▶ [WHAT TO PRODUCE]: In the entries below, find each line with the string "true" and copy it.

- - -

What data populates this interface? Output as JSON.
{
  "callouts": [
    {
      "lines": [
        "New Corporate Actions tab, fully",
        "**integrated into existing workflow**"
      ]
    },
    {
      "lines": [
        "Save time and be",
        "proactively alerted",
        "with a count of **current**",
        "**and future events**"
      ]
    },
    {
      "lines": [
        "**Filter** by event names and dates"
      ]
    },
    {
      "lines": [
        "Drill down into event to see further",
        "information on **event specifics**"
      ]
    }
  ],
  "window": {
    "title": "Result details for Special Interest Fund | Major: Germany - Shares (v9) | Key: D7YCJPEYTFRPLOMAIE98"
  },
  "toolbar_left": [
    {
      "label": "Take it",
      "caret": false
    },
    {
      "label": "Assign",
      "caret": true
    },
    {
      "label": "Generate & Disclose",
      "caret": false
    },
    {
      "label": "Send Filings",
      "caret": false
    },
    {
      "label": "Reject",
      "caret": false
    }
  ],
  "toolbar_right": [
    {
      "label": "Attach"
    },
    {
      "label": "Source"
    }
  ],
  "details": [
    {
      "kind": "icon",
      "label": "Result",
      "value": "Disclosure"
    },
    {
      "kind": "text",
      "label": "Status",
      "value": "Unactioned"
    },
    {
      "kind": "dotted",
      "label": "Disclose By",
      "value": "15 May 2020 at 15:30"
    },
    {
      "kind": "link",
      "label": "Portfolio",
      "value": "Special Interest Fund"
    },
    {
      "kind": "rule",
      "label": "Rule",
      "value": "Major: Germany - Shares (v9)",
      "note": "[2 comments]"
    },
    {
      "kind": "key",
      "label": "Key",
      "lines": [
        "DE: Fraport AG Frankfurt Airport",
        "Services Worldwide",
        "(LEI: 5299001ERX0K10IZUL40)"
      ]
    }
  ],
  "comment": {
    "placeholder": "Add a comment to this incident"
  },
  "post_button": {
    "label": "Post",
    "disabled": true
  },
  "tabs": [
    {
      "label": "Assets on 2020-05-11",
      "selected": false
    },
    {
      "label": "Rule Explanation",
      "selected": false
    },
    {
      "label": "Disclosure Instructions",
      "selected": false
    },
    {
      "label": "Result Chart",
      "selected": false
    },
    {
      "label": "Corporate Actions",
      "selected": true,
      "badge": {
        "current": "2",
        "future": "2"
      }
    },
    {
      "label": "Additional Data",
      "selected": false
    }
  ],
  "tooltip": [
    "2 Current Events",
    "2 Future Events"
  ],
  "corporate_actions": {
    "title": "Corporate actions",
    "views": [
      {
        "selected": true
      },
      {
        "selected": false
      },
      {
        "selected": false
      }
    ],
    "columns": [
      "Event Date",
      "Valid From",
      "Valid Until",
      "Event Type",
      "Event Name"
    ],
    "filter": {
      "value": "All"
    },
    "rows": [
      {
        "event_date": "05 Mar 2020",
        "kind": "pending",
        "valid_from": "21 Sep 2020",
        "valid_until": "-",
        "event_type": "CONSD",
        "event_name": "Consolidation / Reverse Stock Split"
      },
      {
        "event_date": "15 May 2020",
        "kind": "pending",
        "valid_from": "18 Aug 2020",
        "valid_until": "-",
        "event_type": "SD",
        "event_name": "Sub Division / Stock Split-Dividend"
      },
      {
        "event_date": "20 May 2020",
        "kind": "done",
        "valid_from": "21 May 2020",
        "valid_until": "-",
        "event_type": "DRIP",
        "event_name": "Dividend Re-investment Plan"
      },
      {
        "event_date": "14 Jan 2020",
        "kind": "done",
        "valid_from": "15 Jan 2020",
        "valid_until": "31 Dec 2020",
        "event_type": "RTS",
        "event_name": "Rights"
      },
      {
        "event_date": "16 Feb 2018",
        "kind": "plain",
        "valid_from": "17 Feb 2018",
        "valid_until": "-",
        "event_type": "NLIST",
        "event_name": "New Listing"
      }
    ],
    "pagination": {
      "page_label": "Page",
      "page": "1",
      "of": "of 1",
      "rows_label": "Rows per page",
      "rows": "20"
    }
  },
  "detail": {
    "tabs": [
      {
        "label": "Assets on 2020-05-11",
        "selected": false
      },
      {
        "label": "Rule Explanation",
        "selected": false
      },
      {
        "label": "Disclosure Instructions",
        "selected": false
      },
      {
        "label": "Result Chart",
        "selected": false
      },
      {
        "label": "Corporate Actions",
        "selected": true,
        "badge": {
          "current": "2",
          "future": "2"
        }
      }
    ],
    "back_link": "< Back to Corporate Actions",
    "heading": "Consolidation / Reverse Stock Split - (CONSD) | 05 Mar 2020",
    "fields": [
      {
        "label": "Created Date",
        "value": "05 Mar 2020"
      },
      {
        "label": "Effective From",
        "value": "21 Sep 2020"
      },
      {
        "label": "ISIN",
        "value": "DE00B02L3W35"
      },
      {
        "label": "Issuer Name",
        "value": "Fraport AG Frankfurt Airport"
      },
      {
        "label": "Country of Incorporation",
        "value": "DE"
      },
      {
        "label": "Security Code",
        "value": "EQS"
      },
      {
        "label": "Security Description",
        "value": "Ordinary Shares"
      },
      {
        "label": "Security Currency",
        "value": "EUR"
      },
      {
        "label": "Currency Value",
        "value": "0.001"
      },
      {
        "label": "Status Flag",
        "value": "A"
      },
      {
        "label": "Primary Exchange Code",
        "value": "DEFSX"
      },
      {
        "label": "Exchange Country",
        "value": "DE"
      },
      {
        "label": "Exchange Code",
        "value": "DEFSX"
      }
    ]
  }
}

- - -

▶ [THE ANSWER]:
      "caret": true
    "disabled": true
      "selected": true,
        "selected": true
        "selected": true,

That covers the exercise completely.